Component data from apps and pages:
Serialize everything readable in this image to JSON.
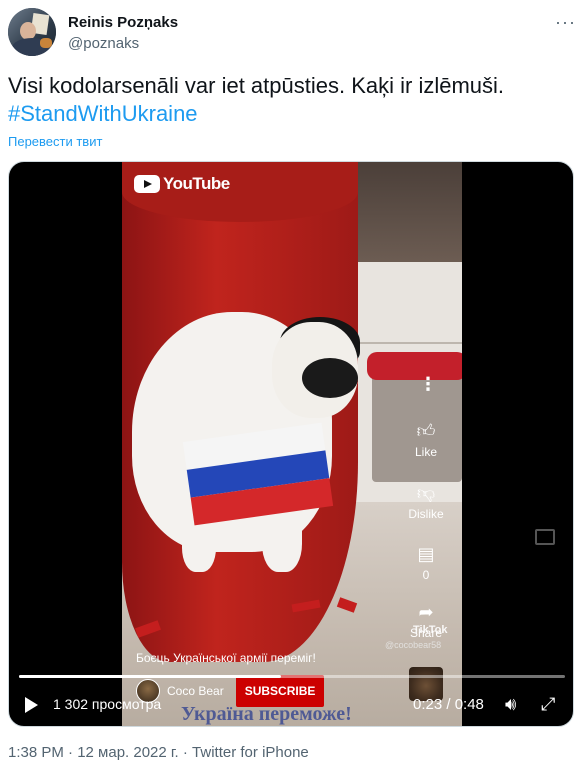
{
  "author": {
    "name": "Reinis Pozņaks",
    "handle": "@poznaks"
  },
  "tweet": {
    "text": "Visi kodolarsenāli var iet atpūsties. Kaķi ir izlēmuši.",
    "hashtag": "#StandWithUkraine",
    "translate_label": "Перевести твит"
  },
  "video": {
    "platform_logo": "YouTube",
    "rail": {
      "like_label": "Like",
      "dislike_label": "Dislike",
      "comments_count": "0",
      "share_label": "Share"
    },
    "tiktok_watermark": "TikTok",
    "tiktok_user": "@cocobear58",
    "caption": "Боєць Української армії переміг!",
    "channel_name": "Coco Bear",
    "subscribe_label": "SUBSCRIBE",
    "overlay_text": "Україна переможе!",
    "views": "1 302 просмотра",
    "time": "0:23 / 0:48",
    "progress": 0.48
  },
  "meta": {
    "timestamp": "1:38 PM · 12 мар. 2022 г. · Twitter for iPhone"
  },
  "colors": {
    "link": "#1d9bf0",
    "subscribe": "#cc0000"
  }
}
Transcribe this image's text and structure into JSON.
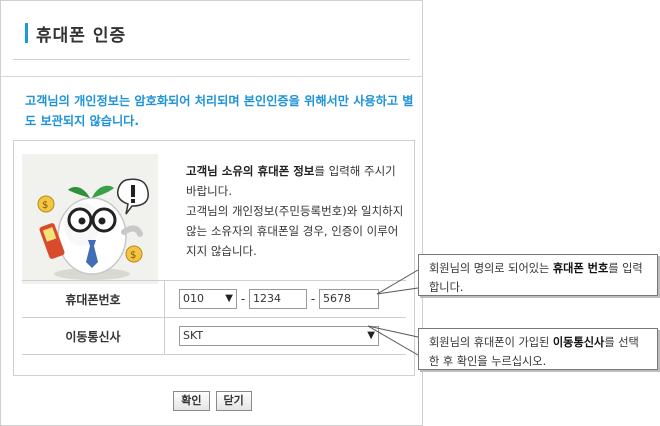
{
  "window": {
    "title": "휴대폰 인증",
    "notice": "고객님의 개인정보는 암호화되어 처리되며 본인인증을 위해서만 사용하고 별도 보관되지 않습니다."
  },
  "intro": {
    "bold_part": "고객님 소유의 휴대폰 정보",
    "line1_rest": "를 입력해 주시기 바랍니다.",
    "line2": "고객님의 개인정보(주민등록번호)와 일치하지 않는 소유자의 휴대폰일 경우, 인증이 이루어지지 않습니다."
  },
  "form": {
    "phone_label": "휴대폰번호",
    "prefix_value": "010",
    "middle_value": "1234",
    "last_value": "5678",
    "dash": "-",
    "carrier_label": "이동통신사",
    "carrier_value": "SKT"
  },
  "buttons": {
    "confirm": "확인",
    "close": "닫기"
  },
  "callouts": {
    "phone_pre": "회원님의 명의로 되어있는 ",
    "phone_bold": "휴대폰 번호",
    "phone_post": "를 입력합니다.",
    "carrier_pre": "회원님의 휴대폰이 가입된 ",
    "carrier_bold": "이동통신사",
    "carrier_post": "를 선택한 후 확인을 누르십시오."
  },
  "colors": {
    "accent": "#1a9ad6",
    "notice": "#1e93d8"
  },
  "icons": {
    "select_arrow": "▼"
  }
}
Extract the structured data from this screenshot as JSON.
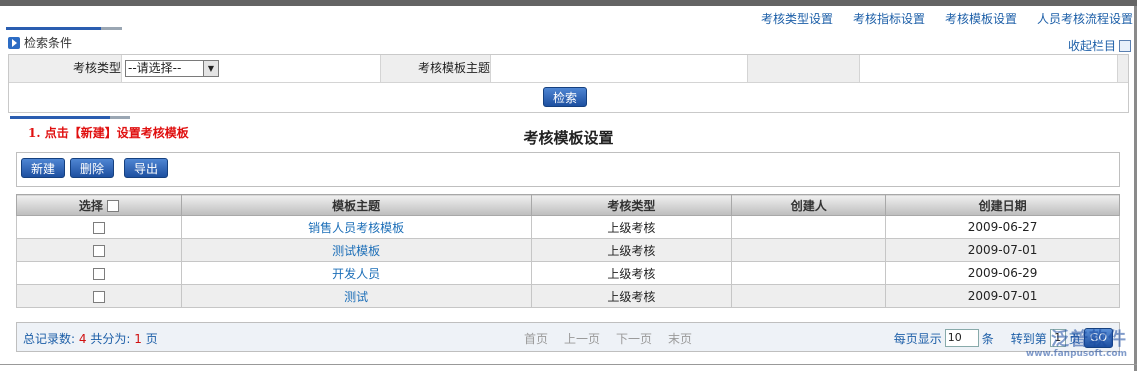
{
  "top_links": [
    "考核类型设置",
    "考核指标设置",
    "考核模板设置",
    "人员考核流程设置"
  ],
  "search_section": {
    "title": "检索条件",
    "collapse_label": "收起栏目",
    "type_label": "考核类型",
    "type_select_value": "--请选择--",
    "template_label": "考核模板主题",
    "template_value": "",
    "search_button": "检索"
  },
  "annotation": "1. 点击【新建】设置考核模板",
  "page_title": "考核模板设置",
  "toolbar": {
    "new": "新建",
    "delete": "删除",
    "export": "导出"
  },
  "table": {
    "headers": [
      "选择",
      "模板主题",
      "考核类型",
      "创建人",
      "创建日期"
    ],
    "rows": [
      {
        "subject": "销售人员考核模板",
        "type": "上级考核",
        "creator": "",
        "date": "2009-06-27"
      },
      {
        "subject": "测试模板",
        "type": "上级考核",
        "creator": "",
        "date": "2009-07-01"
      },
      {
        "subject": "开发人员",
        "type": "上级考核",
        "creator": "",
        "date": "2009-06-29"
      },
      {
        "subject": "测试",
        "type": "上级考核",
        "creator": "",
        "date": "2009-07-01"
      }
    ]
  },
  "pager": {
    "total_label": "总记录数:",
    "total": "4",
    "pages_label": "共分为:",
    "pages": "1",
    "page_unit": "页",
    "first": "首页",
    "prev": "上一页",
    "next": "下一页",
    "last": "末页",
    "per_page_label": "每页显示",
    "per_page": "10",
    "per_page_unit": "条",
    "goto_label": "转到第",
    "goto_page": "1",
    "goto_unit": "页",
    "go_button": "GO"
  },
  "watermark": {
    "brand": "泛普软件",
    "url": "www.fanpusoft.com"
  }
}
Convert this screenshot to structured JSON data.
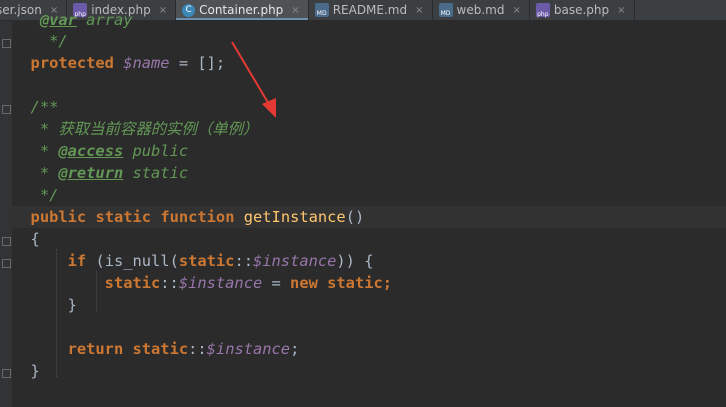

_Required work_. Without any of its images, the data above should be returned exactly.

_Result_.
Serialize everything readable in this image to JSON.
{
  "author": {
    "name": "Reinis Pozņaks",
    "handle": "@poznaks"
  },
  "tweet": {
    "text": "Visi kodolarsenāli var iet atpūsties. Kaķi ir izlēmuši.",
    "hashtag": "#StandWithUkraine",
    "translate_label": "Перевести твит"
  },
  "video": {
    "platform_logo": "YouTube",
    "rail": {
      "like_label": "Like",
      "dislike_label": "Dislike",
      "comments_count": "0",
      "share_label": "Share"
    },
    "tiktok_watermark": "TikTok",
    "tiktok_user": "@cocobear58",
    "caption": "Боєць Української армії переміг!",
    "channel_name": "Coco Bear",
    "subscribe_label": "SUBSCRIBE",
    "overlay_text": "Україна переможе!",
    "views": "1 302 просмотра",
    "time": "0:23 / 0:48",
    "progress": 0.48
  },
  "meta": {
    "timestamp": "1:38 PM · 12 мар. 2022 г. · Twitter for iPhone"
  },
  "colors": {
    "link": "#1d9bf0",
    "subscribe": "#cc0000"
  }
}
Transcribe this image's text and structure into JSON.
{
  "window": {
    "title": "휴대폰 인증",
    "notice": "고객님의 개인정보는 암호화되어 처리되며 본인인증을 위해서만 사용하고 별도 보관되지 않습니다."
  },
  "intro": {
    "bold_part": "고객님 소유의 휴대폰 정보",
    "line1_rest": "를 입력해 주시기 바랍니다.",
    "line2": "고객님의 개인정보(주민등록번호)와 일치하지 않는 소유자의 휴대폰일 경우, 인증이 이루어지지 않습니다."
  },
  "form": {
    "phone_label": "휴대폰번호",
    "prefix_value": "010",
    "middle_value": "1234",
    "last_value": "5678",
    "dash": "-",
    "carrier_label": "이동통신사",
    "carrier_value": "SKT"
  },
  "buttons": {
    "confirm": "확인",
    "close": "닫기"
  },
  "callouts": {
    "phone_pre": "회원님의 명의로 되어있는 ",
    "phone_bold": "휴대폰 번호",
    "phone_post": "를 입력합니다.",
    "carrier_pre": "회원님의 휴대폰이 가입된 ",
    "carrier_bold": "이동통신사",
    "carrier_post": "를 선택한 후 확인을 누르십시오."
  },
  "colors": {
    "accent": "#1a9ad6",
    "notice": "#1e93d8"
  },
  "icons": {
    "select_arrow": "▼"
  }
}
Extract the structured data from this screenshot as JSON.
{
  "top_links": [
    "考核类型设置",
    "考核指标设置",
    "考核模板设置",
    "人员考核流程设置"
  ],
  "search_section": {
    "title": "检索条件",
    "collapse_label": "收起栏目",
    "type_label": "考核类型",
    "type_select_value": "--请选择--",
    "template_label": "考核模板主题",
    "template_value": "",
    "search_button": "检索"
  },
  "annotation": "1. 点击【新建】设置考核模板",
  "page_title": "考核模板设置",
  "toolbar": {
    "new": "新建",
    "delete": "删除",
    "export": "导出"
  },
  "table": {
    "headers": [
      "选择",
      "模板主题",
      "考核类型",
      "创建人",
      "创建日期"
    ],
    "rows": [
      {
        "subject": "销售人员考核模板",
        "type": "上级考核",
        "creator": "",
        "date": "2009-06-27"
      },
      {
        "subject": "测试模板",
        "type": "上级考核",
        "creator": "",
        "date": "2009-07-01"
      },
      {
        "subject": "开发人员",
        "type": "上级考核",
        "creator": "",
        "date": "2009-06-29"
      },
      {
        "subject": "测试",
        "type": "上级考核",
        "creator": "",
        "date": "2009-07-01"
      }
    ]
  },
  "pager": {
    "total_label": "总记录数:",
    "total": "4",
    "pages_label": "共分为:",
    "pages": "1",
    "page_unit": "页",
    "first": "首页",
    "prev": "上一页",
    "next": "下一页",
    "last": "末页",
    "per_page_label": "每页显示",
    "per_page": "10",
    "per_page_unit": "条",
    "goto_label": "转到第",
    "goto_page": "1",
    "goto_unit": "页",
    "go_button": "GO"
  },
  "watermark": {
    "brand": "泛普软件",
    "url": "www.fanpusoft.com"
  }
}
Convert this screenshot to structured JSON data.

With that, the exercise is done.